(MATERIAL FOR THIS EXERCISE)

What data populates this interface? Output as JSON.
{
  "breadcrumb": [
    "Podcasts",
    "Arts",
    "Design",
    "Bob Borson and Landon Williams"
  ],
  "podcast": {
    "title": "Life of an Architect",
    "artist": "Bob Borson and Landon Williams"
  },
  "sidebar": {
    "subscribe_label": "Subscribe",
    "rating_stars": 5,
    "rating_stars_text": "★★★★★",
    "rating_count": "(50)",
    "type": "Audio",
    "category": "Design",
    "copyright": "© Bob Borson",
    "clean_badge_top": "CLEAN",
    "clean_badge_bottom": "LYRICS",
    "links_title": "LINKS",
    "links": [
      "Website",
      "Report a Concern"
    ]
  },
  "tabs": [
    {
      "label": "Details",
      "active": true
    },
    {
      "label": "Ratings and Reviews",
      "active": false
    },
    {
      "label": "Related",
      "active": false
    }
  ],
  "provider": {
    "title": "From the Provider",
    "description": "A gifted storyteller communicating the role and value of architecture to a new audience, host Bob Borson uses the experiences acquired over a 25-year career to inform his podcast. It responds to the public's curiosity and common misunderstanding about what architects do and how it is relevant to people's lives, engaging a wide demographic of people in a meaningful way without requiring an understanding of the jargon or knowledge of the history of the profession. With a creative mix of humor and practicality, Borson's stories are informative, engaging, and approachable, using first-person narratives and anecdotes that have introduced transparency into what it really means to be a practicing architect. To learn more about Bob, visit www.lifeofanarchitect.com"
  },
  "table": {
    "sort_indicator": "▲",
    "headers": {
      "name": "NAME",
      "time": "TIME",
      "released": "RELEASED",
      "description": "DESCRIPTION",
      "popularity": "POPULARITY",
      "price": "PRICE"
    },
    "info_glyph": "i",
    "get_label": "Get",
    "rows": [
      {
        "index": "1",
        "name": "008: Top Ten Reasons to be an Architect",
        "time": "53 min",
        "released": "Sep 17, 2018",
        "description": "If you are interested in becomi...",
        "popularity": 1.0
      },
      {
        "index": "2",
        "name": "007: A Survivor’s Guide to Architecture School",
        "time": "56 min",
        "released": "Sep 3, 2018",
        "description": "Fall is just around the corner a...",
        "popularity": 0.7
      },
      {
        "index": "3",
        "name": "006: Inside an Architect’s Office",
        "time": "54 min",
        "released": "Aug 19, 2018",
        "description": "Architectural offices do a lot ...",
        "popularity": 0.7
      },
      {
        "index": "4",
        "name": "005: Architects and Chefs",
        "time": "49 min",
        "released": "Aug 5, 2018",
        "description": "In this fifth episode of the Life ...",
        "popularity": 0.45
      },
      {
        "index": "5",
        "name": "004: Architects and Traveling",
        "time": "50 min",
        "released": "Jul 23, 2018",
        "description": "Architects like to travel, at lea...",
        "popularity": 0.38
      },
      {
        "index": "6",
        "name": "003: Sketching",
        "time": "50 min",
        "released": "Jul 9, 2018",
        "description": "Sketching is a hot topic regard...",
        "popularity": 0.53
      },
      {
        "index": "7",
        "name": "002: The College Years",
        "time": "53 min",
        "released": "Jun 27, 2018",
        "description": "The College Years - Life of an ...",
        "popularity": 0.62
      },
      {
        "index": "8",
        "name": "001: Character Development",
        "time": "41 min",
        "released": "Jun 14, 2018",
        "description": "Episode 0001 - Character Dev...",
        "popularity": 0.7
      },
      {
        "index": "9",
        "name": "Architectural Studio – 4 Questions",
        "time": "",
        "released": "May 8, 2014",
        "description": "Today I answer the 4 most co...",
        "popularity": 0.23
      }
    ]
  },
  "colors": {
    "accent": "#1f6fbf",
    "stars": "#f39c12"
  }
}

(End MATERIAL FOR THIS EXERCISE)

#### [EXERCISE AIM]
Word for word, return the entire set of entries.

#### [TASK SOLUTION]
What data populates this interface? Output as JSON.
{
  "breadcrumb": [
    "Podcasts",
    "Arts",
    "Design",
    "Bob Borson and Landon Williams"
  ],
  "podcast": {
    "title": "Life of an Architect",
    "artist": "Bob Borson and Landon Williams"
  },
  "sidebar": {
    "subscribe_label": "Subscribe",
    "rating_stars": 5,
    "rating_stars_text": "★★★★★",
    "rating_count": "(50)",
    "type": "Audio",
    "category": "Design",
    "copyright": "© Bob Borson",
    "clean_badge_top": "CLEAN",
    "clean_badge_bottom": "LYRICS",
    "links_title": "LINKS",
    "links": [
      "Website",
      "Report a Concern"
    ]
  },
  "tabs": [
    {
      "label": "Details",
      "active": true
    },
    {
      "label": "Ratings and Reviews",
      "active": false
    },
    {
      "label": "Related",
      "active": false
    }
  ],
  "provider": {
    "title": "From the Provider",
    "description": "A gifted storyteller communicating the role and value of architecture to a new audience, host Bob Borson uses the experiences acquired over a 25-year career to inform his podcast. It responds to the public's curiosity and common misunderstanding about what architects do and how it is relevant to people's lives, engaging a wide demographic of people in a meaningful way without requiring an understanding of the jargon or knowledge of the history of the profession. With a creative mix of humor and practicality, Borson's stories are informative, engaging, and approachable, using first-person narratives and anecdotes that have introduced transparency into what it really means to be a practicing architect. To learn more about Bob, visit www.lifeofanarchitect.com"
  },
  "table": {
    "sort_indicator": "▲",
    "headers": {
      "name": "NAME",
      "time": "TIME",
      "released": "RELEASED",
      "description": "DESCRIPTION",
      "popularity": "POPULARITY",
      "price": "PRICE"
    },
    "info_glyph": "i",
    "get_label": "Get",
    "rows": [
      {
        "index": "1",
        "name": "008: Top Ten Reasons to be an Architect",
        "time": "53 min",
        "released": "Sep 17, 2018",
        "description": "If you are interested in becomi...",
        "popularity": 1.0
      },
      {
        "index": "2",
        "name": "007: A Survivor’s Guide to Architecture School",
        "time": "56 min",
        "released": "Sep 3, 2018",
        "description": "Fall is just around the corner a...",
        "popularity": 0.7
      },
      {
        "index": "3",
        "name": "006: Inside an Architect’s Office",
        "time": "54 min",
        "released": "Aug 19, 2018",
        "description": "Architectural offices do a lot ...",
        "popularity": 0.7
      },
      {
        "index": "4",
        "name": "005: Architects and Chefs",
        "time": "49 min",
        "released": "Aug 5, 2018",
        "description": "In this fifth episode of the Life ...",
        "popularity": 0.45
      },
      {
        "index": "5",
        "name": "004: Architects and Traveling",
        "time": "50 min",
        "released": "Jul 23, 2018",
        "description": "Architects like to travel, at lea...",
        "popularity": 0.38
      },
      {
        "index": "6",
        "name": "003: Sketching",
        "time": "50 min",
        "released": "Jul 9, 2018",
        "description": "Sketching is a hot topic regard...",
        "popularity": 0.53
      },
      {
        "index": "7",
        "name": "002: The College Years",
        "time": "53 min",
        "released": "Jun 27, 2018",
        "description": "The College Years - Life of an ...",
        "popularity": 0.62
      },
      {
        "index": "8",
        "name": "001: Character Development",
        "time": "41 min",
        "released": "Jun 14, 2018",
        "description": "Episode 0001 - Character Dev...",
        "popularity": 0.7
      },
      {
        "index": "9",
        "name": "Architectural Studio – 4 Questions",
        "time": "",
        "released": "May 8, 2014",
        "description": "Today I answer the 4 most co...",
        "popularity": 0.23
      }
    ]
  },
  "colors": {
    "accent": "#1f6fbf",
    "stars": "#f39c12"
  }
}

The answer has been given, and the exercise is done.